--- Material supplied Enclosed Below ---

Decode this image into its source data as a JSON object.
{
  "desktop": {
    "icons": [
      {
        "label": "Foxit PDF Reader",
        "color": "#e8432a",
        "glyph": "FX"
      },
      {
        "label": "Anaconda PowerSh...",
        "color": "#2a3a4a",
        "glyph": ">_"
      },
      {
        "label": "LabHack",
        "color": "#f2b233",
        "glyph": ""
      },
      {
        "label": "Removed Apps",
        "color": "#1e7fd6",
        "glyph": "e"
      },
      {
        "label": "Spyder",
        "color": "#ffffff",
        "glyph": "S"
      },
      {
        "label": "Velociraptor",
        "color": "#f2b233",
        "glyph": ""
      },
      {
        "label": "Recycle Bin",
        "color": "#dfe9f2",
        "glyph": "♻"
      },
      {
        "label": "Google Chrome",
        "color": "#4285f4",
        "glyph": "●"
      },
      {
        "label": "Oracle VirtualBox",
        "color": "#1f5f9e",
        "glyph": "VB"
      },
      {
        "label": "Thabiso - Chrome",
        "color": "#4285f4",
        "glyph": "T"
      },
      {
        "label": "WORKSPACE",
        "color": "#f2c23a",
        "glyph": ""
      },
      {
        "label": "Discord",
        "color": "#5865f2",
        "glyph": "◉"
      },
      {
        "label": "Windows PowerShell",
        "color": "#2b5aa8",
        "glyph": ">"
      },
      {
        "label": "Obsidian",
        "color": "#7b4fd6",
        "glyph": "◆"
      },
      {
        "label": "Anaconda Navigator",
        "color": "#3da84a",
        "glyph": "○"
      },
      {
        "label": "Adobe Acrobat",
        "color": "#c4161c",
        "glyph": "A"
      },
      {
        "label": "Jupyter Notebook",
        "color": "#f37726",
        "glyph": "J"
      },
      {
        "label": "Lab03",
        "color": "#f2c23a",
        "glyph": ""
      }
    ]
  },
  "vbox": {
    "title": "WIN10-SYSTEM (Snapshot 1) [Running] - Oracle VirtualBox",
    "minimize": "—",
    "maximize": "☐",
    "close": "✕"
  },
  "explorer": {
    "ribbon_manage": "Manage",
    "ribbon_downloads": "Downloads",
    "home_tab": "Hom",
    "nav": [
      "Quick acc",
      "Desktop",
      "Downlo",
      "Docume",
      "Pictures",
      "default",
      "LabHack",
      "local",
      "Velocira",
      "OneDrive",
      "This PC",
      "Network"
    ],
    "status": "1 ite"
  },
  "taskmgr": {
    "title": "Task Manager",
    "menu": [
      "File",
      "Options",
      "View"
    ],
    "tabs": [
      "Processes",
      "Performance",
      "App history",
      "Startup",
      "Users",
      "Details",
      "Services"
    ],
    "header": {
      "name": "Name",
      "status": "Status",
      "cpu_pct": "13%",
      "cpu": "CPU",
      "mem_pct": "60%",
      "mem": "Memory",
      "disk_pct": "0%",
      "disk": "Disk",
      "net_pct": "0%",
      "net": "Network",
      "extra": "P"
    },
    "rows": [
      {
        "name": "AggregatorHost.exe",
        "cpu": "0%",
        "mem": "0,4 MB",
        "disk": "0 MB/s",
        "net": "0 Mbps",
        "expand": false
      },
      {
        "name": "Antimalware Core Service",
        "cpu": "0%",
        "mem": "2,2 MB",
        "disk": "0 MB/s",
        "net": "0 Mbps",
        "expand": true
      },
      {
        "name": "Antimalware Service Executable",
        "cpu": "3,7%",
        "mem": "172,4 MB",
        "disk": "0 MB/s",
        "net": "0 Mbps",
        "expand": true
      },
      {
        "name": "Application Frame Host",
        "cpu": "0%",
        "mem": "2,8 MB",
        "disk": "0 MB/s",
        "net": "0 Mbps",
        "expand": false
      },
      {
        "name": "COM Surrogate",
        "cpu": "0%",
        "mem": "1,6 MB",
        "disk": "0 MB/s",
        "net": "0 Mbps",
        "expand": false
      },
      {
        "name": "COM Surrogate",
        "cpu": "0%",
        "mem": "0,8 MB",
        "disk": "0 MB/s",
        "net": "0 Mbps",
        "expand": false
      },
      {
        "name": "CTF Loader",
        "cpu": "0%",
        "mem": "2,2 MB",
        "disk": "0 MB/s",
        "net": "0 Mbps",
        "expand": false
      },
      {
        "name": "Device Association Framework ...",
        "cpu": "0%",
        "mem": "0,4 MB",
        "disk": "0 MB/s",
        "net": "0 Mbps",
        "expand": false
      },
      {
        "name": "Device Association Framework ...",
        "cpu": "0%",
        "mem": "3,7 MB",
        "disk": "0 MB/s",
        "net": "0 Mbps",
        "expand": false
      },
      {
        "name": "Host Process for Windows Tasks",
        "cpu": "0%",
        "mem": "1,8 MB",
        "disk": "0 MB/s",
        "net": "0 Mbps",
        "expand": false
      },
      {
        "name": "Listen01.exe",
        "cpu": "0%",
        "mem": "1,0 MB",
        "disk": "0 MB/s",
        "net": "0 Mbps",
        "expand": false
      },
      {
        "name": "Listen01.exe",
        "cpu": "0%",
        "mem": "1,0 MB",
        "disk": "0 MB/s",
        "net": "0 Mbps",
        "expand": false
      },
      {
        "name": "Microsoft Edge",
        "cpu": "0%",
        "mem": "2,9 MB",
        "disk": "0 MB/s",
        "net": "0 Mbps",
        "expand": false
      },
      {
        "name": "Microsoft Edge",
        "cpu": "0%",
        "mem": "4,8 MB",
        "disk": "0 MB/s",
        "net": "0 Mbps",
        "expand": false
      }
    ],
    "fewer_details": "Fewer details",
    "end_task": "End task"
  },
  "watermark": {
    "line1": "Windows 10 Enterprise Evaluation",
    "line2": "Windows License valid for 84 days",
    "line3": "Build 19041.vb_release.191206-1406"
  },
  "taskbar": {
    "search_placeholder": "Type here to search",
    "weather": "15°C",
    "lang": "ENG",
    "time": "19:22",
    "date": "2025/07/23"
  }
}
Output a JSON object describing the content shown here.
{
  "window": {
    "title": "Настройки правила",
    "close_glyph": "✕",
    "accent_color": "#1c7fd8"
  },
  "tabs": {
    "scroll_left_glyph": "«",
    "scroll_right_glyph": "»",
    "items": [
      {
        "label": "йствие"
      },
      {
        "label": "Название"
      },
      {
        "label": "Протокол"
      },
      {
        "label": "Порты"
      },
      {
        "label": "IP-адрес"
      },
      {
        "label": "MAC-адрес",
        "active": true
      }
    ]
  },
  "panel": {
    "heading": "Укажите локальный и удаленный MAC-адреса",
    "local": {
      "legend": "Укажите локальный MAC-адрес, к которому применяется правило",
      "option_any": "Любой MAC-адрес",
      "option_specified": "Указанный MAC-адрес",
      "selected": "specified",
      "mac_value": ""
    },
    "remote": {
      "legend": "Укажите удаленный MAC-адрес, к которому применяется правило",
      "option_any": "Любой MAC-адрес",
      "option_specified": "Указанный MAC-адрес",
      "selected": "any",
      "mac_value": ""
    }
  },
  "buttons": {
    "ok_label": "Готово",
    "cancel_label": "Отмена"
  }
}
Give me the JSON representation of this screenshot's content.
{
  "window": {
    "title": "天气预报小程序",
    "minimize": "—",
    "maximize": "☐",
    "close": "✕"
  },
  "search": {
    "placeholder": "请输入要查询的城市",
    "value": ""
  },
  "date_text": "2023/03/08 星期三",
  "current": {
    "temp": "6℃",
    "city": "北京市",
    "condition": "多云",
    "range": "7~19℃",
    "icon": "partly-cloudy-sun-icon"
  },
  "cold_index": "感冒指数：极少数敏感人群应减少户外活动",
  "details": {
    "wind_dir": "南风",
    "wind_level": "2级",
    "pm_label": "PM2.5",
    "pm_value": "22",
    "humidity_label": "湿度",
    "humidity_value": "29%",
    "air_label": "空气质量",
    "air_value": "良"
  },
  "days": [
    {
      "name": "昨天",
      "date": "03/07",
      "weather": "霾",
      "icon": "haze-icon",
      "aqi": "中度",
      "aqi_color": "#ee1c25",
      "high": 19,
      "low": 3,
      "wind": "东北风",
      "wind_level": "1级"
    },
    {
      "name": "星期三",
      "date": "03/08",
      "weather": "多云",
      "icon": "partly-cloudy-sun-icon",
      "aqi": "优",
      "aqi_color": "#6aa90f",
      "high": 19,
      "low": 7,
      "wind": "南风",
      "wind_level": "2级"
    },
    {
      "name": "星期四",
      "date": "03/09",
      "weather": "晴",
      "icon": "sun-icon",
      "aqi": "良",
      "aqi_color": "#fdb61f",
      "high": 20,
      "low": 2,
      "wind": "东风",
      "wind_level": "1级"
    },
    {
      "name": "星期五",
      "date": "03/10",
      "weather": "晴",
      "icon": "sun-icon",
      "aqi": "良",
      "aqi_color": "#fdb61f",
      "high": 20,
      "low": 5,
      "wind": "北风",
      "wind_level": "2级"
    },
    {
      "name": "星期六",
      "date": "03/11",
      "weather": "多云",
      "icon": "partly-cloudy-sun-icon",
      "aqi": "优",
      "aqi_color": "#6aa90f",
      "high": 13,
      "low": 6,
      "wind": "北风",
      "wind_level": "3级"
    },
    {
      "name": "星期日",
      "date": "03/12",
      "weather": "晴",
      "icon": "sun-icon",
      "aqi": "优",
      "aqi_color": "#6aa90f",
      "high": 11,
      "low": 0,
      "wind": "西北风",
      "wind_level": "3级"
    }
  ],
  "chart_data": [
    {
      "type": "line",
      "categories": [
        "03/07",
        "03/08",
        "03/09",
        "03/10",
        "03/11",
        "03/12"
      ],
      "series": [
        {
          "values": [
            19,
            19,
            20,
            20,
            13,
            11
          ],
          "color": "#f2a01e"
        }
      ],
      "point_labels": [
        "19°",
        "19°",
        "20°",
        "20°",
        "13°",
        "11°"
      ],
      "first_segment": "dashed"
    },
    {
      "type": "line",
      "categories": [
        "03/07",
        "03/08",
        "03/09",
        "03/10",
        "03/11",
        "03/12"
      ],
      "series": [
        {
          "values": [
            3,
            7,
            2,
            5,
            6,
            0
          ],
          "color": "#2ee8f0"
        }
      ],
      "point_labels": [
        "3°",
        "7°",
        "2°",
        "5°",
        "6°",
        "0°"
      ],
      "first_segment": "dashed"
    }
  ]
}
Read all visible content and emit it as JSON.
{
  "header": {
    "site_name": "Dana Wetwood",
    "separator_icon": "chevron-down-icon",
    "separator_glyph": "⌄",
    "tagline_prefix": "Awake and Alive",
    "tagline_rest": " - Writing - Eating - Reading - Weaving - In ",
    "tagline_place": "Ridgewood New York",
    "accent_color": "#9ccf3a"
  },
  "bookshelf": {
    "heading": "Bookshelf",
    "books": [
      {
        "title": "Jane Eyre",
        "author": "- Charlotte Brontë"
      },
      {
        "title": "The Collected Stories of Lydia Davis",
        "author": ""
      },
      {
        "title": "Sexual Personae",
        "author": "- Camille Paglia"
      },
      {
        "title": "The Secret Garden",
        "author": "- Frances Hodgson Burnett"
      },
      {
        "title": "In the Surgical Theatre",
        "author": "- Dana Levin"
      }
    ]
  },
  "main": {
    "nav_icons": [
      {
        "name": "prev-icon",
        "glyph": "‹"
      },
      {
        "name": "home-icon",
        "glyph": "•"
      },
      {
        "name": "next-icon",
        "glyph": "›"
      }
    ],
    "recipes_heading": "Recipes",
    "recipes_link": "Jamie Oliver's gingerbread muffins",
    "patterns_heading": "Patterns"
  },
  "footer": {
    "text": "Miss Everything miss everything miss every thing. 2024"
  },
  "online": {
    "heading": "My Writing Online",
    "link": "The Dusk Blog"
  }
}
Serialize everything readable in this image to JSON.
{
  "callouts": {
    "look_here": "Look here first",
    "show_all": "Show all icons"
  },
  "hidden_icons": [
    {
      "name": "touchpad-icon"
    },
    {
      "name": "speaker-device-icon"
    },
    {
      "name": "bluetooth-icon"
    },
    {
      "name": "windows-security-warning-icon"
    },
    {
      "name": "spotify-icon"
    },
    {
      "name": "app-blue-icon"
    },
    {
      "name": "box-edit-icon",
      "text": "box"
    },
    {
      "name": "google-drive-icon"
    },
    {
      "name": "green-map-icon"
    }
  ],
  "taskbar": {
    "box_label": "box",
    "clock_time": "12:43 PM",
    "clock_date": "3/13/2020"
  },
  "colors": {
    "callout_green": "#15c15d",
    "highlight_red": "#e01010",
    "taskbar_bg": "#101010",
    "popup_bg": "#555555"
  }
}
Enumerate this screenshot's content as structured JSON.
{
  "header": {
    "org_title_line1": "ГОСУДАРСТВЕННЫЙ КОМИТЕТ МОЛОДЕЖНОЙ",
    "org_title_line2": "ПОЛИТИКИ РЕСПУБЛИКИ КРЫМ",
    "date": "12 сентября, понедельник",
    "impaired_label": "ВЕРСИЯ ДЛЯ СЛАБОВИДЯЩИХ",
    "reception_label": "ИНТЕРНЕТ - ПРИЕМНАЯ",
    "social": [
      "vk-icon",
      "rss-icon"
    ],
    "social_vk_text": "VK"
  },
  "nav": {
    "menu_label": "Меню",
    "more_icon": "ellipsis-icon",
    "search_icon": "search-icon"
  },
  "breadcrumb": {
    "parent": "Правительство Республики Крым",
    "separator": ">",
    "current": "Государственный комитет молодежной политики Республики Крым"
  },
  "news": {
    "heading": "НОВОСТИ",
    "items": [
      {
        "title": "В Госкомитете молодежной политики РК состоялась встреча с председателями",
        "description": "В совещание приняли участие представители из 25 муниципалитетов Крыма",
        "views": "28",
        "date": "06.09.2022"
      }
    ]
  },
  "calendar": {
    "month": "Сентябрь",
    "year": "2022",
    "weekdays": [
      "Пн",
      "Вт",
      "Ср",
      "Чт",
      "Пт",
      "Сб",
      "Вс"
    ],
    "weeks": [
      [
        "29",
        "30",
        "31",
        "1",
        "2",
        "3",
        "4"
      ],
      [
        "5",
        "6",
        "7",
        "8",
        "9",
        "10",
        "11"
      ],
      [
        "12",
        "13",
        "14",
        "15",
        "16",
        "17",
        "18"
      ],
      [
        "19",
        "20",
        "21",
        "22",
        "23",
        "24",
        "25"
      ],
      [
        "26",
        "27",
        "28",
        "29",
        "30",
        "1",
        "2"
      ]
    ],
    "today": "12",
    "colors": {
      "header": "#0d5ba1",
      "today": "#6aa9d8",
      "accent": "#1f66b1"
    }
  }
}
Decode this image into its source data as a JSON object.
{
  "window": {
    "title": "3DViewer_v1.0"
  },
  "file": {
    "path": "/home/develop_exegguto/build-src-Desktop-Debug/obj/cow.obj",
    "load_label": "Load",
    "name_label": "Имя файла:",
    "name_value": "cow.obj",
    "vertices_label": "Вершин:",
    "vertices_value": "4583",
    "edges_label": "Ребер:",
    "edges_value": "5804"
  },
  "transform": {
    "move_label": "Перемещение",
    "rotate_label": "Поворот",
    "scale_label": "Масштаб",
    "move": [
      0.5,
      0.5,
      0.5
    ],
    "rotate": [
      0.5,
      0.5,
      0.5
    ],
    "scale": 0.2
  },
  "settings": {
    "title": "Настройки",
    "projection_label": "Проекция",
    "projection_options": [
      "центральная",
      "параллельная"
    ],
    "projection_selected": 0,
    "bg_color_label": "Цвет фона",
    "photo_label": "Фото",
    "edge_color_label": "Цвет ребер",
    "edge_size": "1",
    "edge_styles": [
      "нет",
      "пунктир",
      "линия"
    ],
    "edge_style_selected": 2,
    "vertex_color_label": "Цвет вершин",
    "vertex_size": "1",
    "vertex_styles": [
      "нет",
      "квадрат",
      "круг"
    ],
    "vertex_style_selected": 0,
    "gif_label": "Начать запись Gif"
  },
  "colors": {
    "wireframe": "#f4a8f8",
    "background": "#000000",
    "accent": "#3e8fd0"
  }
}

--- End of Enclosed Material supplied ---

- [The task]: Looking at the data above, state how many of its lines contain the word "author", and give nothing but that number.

- [Reply]: 5